====== RECORD EXCERPTS
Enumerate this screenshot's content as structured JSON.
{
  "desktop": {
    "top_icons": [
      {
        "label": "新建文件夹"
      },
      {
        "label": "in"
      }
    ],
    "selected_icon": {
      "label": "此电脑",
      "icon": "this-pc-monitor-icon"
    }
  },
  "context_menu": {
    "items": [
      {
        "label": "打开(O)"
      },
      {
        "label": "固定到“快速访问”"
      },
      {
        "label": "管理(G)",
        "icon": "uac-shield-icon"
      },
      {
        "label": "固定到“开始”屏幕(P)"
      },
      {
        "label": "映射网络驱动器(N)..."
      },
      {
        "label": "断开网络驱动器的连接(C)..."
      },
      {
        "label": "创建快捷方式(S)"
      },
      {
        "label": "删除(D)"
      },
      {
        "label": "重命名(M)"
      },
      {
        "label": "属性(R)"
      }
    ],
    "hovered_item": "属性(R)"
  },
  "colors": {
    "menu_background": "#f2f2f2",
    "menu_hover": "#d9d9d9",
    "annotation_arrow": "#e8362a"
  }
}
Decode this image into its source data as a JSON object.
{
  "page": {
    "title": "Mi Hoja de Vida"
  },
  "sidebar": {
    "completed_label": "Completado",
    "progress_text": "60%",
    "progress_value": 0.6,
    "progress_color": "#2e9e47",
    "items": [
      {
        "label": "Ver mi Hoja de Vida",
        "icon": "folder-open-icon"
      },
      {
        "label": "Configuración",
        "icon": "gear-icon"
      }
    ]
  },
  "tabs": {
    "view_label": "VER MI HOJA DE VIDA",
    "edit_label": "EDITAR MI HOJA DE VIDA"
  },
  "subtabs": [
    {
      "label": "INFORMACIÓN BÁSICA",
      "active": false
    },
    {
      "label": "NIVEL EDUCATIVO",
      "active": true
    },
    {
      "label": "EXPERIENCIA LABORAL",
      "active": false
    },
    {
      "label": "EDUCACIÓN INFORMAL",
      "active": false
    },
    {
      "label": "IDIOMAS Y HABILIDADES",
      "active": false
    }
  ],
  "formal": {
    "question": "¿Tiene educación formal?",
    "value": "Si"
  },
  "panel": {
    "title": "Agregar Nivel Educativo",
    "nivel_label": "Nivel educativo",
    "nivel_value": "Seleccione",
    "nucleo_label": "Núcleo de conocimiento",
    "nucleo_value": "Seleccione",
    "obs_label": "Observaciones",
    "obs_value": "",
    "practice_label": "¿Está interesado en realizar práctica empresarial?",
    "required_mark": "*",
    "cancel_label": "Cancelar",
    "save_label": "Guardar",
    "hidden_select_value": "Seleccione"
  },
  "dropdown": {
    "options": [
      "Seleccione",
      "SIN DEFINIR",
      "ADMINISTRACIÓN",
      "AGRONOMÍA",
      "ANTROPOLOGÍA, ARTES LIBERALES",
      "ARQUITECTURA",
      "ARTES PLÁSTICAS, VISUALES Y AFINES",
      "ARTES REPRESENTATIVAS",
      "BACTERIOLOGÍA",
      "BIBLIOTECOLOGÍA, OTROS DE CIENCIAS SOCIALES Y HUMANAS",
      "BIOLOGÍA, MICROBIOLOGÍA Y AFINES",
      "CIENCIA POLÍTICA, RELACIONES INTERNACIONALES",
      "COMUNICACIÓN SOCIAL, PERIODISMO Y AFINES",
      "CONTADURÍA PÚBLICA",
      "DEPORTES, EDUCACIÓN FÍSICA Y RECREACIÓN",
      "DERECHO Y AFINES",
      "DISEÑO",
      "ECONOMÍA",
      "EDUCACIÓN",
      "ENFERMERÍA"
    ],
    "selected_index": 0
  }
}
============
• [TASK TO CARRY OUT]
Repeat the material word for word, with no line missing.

• [EXPECTED ANSWER]
Enumerate this screenshot's content as structured JSON.
{
  "desktop": {
    "top_icons": [
      {
        "label": "新建文件夹"
      },
      {
        "label": "in"
      }
    ],
    "selected_icon": {
      "label": "此电脑",
      "icon": "this-pc-monitor-icon"
    }
  },
  "context_menu": {
    "items": [
      {
        "label": "打开(O)"
      },
      {
        "label": "固定到“快速访问”"
      },
      {
        "label": "管理(G)",
        "icon": "uac-shield-icon"
      },
      {
        "label": "固定到“开始”屏幕(P)"
      },
      {
        "label": "映射网络驱动器(N)..."
      },
      {
        "label": "断开网络驱动器的连接(C)..."
      },
      {
        "label": "创建快捷方式(S)"
      },
      {
        "label": "删除(D)"
      },
      {
        "label": "重命名(M)"
      },
      {
        "label": "属性(R)"
      }
    ],
    "hovered_item": "属性(R)"
  },
  "colors": {
    "menu_background": "#f2f2f2",
    "menu_hover": "#d9d9d9",
    "annotation_arrow": "#e8362a"
  }
}
Decode this image into its source data as a JSON object.
{
  "page": {
    "title": "Mi Hoja de Vida"
  },
  "sidebar": {
    "completed_label": "Completado",
    "progress_text": "60%",
    "progress_value": 0.6,
    "progress_color": "#2e9e47",
    "items": [
      {
        "label": "Ver mi Hoja de Vida",
        "icon": "folder-open-icon"
      },
      {
        "label": "Configuración",
        "icon": "gear-icon"
      }
    ]
  },
  "tabs": {
    "view_label": "VER MI HOJA DE VIDA",
    "edit_label": "EDITAR MI HOJA DE VIDA"
  },
  "subtabs": [
    {
      "label": "INFORMACIÓN BÁSICA",
      "active": false
    },
    {
      "label": "NIVEL EDUCATIVO",
      "active": true
    },
    {
      "label": "EXPERIENCIA LABORAL",
      "active": false
    },
    {
      "label": "EDUCACIÓN INFORMAL",
      "active": false
    },
    {
      "label": "IDIOMAS Y HABILIDADES",
      "active": false
    }
  ],
  "formal": {
    "question": "¿Tiene educación formal?",
    "value": "Si"
  },
  "panel": {
    "title": "Agregar Nivel Educativo",
    "nivel_label": "Nivel educativo",
    "nivel_value": "Seleccione",
    "nucleo_label": "Núcleo de conocimiento",
    "nucleo_value": "Seleccione",
    "obs_label": "Observaciones",
    "obs_value": "",
    "practice_label": "¿Está interesado en realizar práctica empresarial?",
    "required_mark": "*",
    "cancel_label": "Cancelar",
    "save_label": "Guardar",
    "hidden_select_value": "Seleccione"
  },
  "dropdown": {
    "options": [
      "Seleccione",
      "SIN DEFINIR",
      "ADMINISTRACIÓN",
      "AGRONOMÍA",
      "ANTROPOLOGÍA, ARTES LIBERALES",
      "ARQUITECTURA",
      "ARTES PLÁSTICAS, VISUALES Y AFINES",
      "ARTES REPRESENTATIVAS",
      "BACTERIOLOGÍA",
      "BIBLIOTECOLOGÍA, OTROS DE CIENCIAS SOCIALES Y HUMANAS",
      "BIOLOGÍA, MICROBIOLOGÍA Y AFINES",
      "CIENCIA POLÍTICA, RELACIONES INTERNACIONALES",
      "COMUNICACIÓN SOCIAL, PERIODISMO Y AFINES",
      "CONTADURÍA PÚBLICA",
      "DEPORTES, EDUCACIÓN FÍSICA Y RECREACIÓN",
      "DERECHO Y AFINES",
      "DISEÑO",
      "ECONOMÍA",
      "EDUCACIÓN",
      "ENFERMERÍA"
    ],
    "selected_index": 0
  }
}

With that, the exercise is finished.